Lately, I’ve asked a few husbands I know whether they make a practice of telling their wives what to do.
The question usually gets a smile that acknowledges something I suspect. Most of us know that the apostle Paul calls a husband the head of his wife and urges wives to submit to their husbands. Yet in practice, many of us treat one another as equals. When pressed, we admit that there is no substitute for mutual love and respect.
So is there a disconnect between our world and that of the New Testament?
One thing we know is that the apostle’s words meant something different to readers in first-century Greek, Roman, and Jewish worlds than they do to many of us today. In Paul’s day, men ruled their homes, and women were regarded as property.
The changes between then and now require us to give careful consideration to both the times in which the apostles lived and the meaning of the words they used. Even more importantly, we need to read their letters in the light of the whole story of the Bible.
In the beginning, God created man and woman in “Our likeness” so as to “let them have dominion” over the world (Genesis 1:26-27).
Although both are given this responsibility of oversight, the second chapter says that God made the man first from the dust of the ground before creating Eve from one of Adam’s ribs. Ever since, the wonder of masculine and feminine distinction has inspired countless stories of romance, conflict, and new beginnings.
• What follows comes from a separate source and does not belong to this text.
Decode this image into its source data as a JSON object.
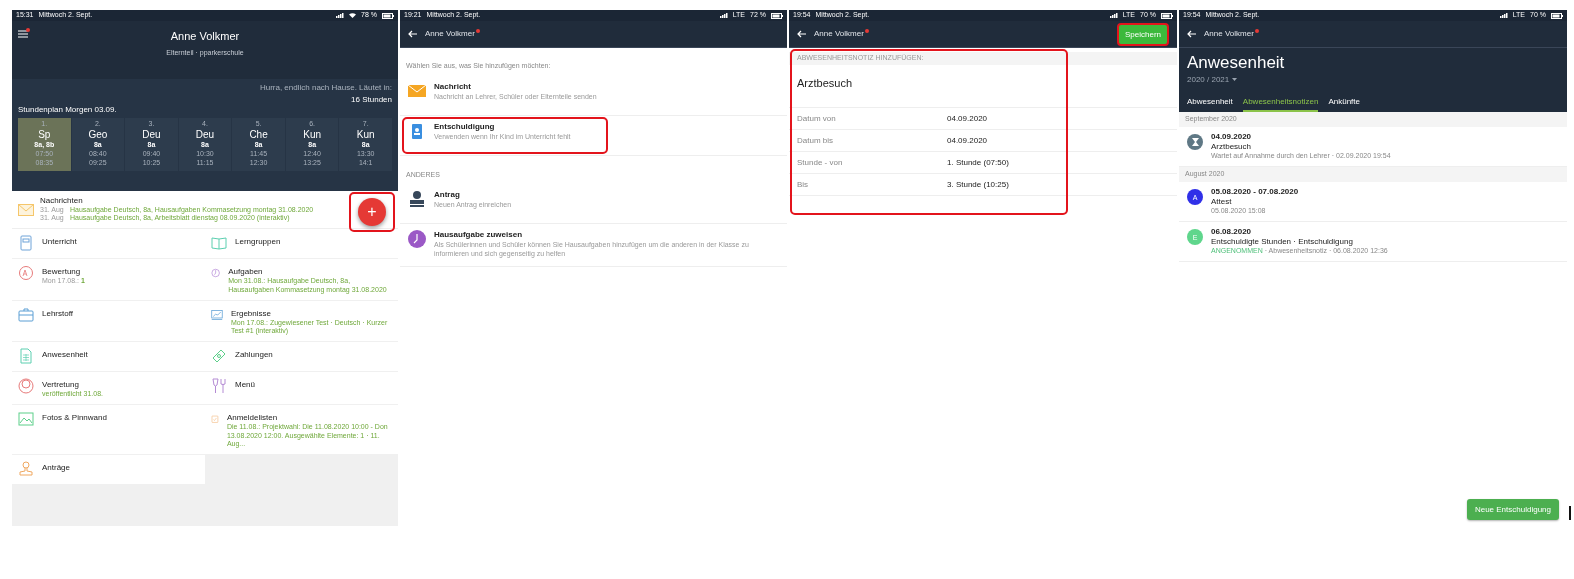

But because God characterized Eve as a “helper” (Genesis 2:18), many have concluded that woman was made to be like a “secretary” or “assistant” to the man.
In the Hebrew language, however, the word helper does not necessarily imply subordination. The Old Testament uses the same word in more than 15 other places for God Himself as our helper (Psalm 70:5).
At what point in the story, therefore, do we get the idea that it is a husband’s God-given responsibility to rule over his wife?
After the fall. The first indication we find in the Bible that a husband would dominate his wife came with the prediction of weeds in the garden, multiplied pain in childbirth, and the curse of death itself (Genesis 3:16-19). It was within the context of curse and consequence that God said to Eve, “Your desire shall be for your husband, and he shall rule over you” (v.16).
Some of us have read these words as if they give husbands the right to lord it over their wives. But we don’t read the rest of the curse this way. We fight weeds in our lawns and crops. We do what we can to lessen a woman’s pain in childbirth. We use caution, medication, and surgery to delay an untimely death (vv.16-19).
Reading part of the curse as if it gives husbands the right to impose their will on their wives has contributed to a long pattern of misuse and misunderstanding.
With the coming of Jesus, however, we can see the obvious plan that so many of us have overlooked.
The teaching and example of Jesus: By teaching His disciples to give one another the consideration they would want for themselves (Matthew 22:39), Jesus gave us a principle that is at the very heart of a healthy marriage.
When He added that in His kingdom, those who rule are as those who serve (Luke 22:25-27), He gave His followers a way of thinking about all relationships.
With only a few words and the power of His own example, Jesus gave us reasons not only to give others the consideration we’d want for ourselves, but He also offered a way to understand the words His apostles gave to husbands and wives.
Paul and Peter’s response to a first-century social order: In first-century Greek, Roman, and Jewish society, husbands were expected to rule their homes. In that setting, Paul used the word picture of a head and body to illustrate the complementary nature of the marriage relationship.
The one-flesh, head-body analogy gave Paul a way of emphasizing, as Jesus did, that in the kingdom of God those who rule are as those who serve (Ephesians 5:21-25,28). He reminded husbands that Jesus loved the church as His own body (v.23), rather than lording it over her. Using Jesus’ own example, Paul urged husbands who wanted to follow Christ to care for their wives just as they daily cared for and protected their own bodies.
In parallel counsel to wives, Paul and Peter took a similar approach. They started with the submissive marital role first-century women understood. Then they gave that social order a new heart and purpose. Instead of just encouraging wives to comply with their husbands for the sake of marital unity, the apostles encouraged them to respond in a way that would reflect well on the reputation of Christ (1 Timothy 5:14; Titus 2:5; 1 Peter 3:1).
The meaning of submit: Over the years, many have called attention to the fact that the word the apostles used for “submit” was used for soldiers who were duty bound “to arrange themselves under the command of a leader.” But marriage is not a military relationship.
In nonmilitary contexts, the word for submit involved “a voluntary giving in, cooperating, assuming responsibility, and carrying a burden” (Thayer and Smith Greek Lexicon). Such submission complements the responsibility of a husband who is asked to sacrifice his own interests for the life and well-being of his wife.
Marital sacrifice and submission, therefore, mean that neither husbands nor wives have been given authority to claim entitlements, to impose, to coerce, or to control one another. Instead, both are responsible and accountable to God to use whatever He has given them for the good, the honor, and the joy of one another.
Since such relationships don’t come naturally to us, they give us reason to pray, Father in heaven, please change us by Your Spirit. Help us as men and women to give one another the same love, respect, and consideration that we want for ourselves—but for Your sake. —Mart De Haan